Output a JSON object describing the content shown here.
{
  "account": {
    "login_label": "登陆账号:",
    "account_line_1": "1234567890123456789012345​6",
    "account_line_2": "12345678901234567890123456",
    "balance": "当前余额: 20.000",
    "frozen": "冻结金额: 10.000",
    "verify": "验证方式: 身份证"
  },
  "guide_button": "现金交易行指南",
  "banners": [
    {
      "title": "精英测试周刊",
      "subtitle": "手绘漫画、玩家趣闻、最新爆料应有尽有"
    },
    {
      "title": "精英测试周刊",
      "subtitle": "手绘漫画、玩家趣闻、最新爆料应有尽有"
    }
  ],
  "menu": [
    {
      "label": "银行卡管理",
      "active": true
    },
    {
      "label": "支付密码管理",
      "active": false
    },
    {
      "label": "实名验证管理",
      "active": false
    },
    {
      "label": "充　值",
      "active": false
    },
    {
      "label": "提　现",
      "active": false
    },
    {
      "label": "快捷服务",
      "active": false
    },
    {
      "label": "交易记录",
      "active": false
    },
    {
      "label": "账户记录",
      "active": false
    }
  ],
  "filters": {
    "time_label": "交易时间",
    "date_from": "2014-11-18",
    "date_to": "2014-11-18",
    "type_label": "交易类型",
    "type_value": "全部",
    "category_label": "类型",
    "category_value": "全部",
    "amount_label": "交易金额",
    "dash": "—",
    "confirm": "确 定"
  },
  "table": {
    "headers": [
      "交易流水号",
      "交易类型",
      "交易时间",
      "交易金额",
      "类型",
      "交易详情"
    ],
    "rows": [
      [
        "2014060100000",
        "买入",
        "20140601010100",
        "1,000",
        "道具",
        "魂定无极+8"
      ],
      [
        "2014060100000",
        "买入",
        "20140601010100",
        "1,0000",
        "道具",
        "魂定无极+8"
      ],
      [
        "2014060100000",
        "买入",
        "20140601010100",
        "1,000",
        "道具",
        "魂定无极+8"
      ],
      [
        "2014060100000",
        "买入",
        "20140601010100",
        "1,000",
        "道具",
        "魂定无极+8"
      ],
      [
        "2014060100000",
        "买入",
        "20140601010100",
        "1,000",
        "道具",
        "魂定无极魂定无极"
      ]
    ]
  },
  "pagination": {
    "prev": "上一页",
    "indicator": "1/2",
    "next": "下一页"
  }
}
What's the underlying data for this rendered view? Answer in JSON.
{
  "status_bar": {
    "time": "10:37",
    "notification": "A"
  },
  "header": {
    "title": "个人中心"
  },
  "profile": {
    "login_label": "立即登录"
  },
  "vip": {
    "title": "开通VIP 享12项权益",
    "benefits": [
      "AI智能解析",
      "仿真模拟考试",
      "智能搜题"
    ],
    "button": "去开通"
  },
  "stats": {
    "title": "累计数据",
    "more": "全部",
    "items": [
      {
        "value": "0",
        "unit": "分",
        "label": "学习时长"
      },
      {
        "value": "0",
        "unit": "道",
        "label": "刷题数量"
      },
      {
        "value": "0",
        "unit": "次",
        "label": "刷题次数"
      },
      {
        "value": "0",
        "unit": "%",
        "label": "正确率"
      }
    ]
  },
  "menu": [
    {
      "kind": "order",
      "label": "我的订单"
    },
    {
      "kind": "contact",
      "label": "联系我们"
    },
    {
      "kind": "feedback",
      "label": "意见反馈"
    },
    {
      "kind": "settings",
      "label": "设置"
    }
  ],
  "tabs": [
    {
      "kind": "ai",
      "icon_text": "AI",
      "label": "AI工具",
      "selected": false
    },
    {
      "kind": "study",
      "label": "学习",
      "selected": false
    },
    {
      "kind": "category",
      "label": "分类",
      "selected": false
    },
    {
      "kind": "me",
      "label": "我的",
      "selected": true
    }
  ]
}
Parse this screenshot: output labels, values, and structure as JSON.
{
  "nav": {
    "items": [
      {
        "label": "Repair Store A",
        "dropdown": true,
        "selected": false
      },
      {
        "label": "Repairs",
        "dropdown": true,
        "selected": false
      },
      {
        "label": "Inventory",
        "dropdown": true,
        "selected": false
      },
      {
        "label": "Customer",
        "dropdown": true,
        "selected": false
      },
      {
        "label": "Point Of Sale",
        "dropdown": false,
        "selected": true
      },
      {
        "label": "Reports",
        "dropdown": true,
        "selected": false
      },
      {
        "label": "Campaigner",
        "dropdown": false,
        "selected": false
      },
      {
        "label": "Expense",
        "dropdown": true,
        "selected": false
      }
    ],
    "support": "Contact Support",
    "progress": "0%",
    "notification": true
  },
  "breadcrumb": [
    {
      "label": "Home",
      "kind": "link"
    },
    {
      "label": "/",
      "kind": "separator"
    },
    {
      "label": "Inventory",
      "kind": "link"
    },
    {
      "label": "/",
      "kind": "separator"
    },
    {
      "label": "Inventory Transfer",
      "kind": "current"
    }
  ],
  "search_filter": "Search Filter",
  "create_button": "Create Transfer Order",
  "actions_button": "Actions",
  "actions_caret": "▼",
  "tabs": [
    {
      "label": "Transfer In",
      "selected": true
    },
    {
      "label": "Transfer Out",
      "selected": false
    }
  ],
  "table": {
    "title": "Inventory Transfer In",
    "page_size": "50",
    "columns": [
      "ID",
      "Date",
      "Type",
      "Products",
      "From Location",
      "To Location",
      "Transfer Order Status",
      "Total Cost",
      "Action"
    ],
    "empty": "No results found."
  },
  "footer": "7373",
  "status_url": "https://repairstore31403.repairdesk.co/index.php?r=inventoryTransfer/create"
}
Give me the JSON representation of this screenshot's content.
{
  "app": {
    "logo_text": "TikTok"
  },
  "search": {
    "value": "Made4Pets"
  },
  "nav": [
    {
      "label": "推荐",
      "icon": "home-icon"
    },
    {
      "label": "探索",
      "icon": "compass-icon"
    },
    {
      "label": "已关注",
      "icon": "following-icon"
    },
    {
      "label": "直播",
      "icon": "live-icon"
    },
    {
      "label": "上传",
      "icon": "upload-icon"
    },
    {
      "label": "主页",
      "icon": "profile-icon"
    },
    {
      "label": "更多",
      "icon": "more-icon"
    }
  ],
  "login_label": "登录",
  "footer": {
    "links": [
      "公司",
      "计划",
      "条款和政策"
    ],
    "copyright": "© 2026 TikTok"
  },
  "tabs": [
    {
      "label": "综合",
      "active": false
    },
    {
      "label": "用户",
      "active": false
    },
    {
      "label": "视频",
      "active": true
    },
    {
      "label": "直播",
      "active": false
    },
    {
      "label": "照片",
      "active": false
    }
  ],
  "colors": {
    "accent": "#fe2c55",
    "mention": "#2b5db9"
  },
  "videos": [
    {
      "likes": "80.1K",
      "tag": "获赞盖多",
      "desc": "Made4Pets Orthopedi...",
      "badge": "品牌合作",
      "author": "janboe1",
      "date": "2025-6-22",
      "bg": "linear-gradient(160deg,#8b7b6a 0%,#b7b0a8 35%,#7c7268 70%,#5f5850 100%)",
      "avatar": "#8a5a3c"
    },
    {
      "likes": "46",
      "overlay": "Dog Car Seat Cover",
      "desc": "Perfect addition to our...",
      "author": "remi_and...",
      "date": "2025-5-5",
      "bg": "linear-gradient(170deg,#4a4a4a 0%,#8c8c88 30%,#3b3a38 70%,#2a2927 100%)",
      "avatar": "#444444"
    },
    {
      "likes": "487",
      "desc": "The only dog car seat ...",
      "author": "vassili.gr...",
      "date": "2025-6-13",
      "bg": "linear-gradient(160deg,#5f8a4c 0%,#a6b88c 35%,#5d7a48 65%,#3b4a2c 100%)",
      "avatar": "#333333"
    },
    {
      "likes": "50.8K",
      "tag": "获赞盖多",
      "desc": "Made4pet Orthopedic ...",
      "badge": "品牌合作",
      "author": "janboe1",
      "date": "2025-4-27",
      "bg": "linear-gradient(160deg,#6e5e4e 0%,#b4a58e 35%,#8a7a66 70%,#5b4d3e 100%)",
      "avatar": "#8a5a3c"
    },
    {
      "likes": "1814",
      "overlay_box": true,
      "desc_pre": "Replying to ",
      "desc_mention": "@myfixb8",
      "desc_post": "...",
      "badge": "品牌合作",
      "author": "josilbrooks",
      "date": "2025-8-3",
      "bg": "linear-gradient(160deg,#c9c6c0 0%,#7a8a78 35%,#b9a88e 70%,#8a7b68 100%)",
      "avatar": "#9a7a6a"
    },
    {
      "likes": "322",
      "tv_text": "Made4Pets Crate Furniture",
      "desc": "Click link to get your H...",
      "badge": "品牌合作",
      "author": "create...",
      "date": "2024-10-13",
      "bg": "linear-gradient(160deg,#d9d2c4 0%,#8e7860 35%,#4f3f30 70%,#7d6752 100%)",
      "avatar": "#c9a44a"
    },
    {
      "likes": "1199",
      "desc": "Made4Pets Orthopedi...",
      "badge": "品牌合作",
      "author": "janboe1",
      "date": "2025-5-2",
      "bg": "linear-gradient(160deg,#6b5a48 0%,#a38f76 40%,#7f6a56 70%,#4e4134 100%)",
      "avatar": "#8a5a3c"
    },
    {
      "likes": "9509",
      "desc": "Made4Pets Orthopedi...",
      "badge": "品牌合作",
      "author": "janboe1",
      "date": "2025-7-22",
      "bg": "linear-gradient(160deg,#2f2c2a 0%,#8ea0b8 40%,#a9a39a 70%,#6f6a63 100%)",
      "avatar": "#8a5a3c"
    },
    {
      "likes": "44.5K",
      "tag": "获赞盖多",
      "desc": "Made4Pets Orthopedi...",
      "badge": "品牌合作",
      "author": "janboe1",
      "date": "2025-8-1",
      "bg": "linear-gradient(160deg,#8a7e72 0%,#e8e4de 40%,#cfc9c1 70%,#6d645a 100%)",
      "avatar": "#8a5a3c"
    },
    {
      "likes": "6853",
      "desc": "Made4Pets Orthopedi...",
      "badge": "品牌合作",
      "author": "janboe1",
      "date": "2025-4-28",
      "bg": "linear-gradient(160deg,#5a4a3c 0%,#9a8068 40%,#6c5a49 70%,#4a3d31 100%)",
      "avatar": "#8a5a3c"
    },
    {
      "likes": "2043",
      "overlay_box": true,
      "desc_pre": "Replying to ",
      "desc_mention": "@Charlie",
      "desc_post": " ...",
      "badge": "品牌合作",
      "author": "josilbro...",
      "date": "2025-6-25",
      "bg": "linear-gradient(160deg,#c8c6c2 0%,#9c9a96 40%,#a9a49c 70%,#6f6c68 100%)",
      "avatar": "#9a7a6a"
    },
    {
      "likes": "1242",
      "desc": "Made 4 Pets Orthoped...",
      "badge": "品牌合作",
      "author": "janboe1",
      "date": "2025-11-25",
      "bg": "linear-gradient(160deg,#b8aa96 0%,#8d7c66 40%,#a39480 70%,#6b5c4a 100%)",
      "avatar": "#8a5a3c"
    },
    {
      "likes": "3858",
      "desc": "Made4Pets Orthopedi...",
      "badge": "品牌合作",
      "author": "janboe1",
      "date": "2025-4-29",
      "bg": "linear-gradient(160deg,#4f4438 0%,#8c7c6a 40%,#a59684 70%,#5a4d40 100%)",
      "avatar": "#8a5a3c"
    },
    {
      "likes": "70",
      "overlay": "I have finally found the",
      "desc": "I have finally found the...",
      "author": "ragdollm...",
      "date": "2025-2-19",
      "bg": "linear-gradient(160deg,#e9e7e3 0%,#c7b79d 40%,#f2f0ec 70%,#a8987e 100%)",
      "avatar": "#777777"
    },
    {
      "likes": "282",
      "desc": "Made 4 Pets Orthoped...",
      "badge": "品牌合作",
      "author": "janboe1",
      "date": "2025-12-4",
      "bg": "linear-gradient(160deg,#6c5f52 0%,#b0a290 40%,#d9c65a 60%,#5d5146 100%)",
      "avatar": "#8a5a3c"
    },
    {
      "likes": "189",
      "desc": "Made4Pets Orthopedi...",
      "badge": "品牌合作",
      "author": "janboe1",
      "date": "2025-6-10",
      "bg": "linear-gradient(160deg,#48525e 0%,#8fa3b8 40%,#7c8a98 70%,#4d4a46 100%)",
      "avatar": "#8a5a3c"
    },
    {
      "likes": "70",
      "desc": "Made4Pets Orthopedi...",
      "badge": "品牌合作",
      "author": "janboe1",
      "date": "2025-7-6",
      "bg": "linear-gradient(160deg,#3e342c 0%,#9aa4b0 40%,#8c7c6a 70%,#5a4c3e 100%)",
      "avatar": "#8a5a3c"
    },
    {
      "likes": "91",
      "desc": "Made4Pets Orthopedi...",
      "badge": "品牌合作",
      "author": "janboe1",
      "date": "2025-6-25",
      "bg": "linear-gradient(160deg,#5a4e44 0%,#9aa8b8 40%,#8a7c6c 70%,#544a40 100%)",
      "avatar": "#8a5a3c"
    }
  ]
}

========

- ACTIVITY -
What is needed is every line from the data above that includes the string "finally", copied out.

- RESULT FOR THIS EXERCISE -
      "overlay": "I have finally found the",
      "desc": "I have finally found the...",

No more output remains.